Work required >>
Every line of the material below that holds the string "date" should be copied.

Recorded data: Begin

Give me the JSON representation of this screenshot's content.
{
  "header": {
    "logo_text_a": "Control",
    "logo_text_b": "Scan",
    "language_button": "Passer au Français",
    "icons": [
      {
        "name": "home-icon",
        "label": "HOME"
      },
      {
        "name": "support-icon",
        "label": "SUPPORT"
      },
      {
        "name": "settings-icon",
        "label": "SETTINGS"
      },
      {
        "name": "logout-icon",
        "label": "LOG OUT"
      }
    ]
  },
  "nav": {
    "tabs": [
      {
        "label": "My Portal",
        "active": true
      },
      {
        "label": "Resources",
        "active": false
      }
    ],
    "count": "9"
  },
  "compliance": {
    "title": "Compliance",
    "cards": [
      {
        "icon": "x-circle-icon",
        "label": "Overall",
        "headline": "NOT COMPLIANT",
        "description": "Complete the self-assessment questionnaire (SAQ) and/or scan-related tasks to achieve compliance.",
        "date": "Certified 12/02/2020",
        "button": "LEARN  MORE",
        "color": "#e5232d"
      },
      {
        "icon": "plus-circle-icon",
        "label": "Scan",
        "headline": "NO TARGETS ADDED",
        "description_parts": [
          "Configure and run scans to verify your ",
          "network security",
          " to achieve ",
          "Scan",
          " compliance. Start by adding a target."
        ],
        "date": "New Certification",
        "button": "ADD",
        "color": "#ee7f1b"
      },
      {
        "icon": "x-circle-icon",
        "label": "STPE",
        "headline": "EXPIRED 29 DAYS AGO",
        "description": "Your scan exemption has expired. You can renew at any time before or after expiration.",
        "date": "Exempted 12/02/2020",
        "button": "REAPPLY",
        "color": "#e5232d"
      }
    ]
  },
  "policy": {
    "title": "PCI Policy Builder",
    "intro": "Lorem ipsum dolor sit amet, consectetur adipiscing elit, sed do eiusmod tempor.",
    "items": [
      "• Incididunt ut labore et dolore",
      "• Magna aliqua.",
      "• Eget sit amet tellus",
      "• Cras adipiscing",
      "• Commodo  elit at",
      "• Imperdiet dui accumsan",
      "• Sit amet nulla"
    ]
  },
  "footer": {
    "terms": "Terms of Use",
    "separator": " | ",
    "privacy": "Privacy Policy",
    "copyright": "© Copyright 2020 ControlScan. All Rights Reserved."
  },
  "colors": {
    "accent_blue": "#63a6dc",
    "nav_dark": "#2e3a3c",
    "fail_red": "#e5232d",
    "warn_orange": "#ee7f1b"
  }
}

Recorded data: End

Response to the exercise >>
        "date": "Certified 12/02/2020",
        "date": "New Certification",
        "date": "Exempted 12/02/2020",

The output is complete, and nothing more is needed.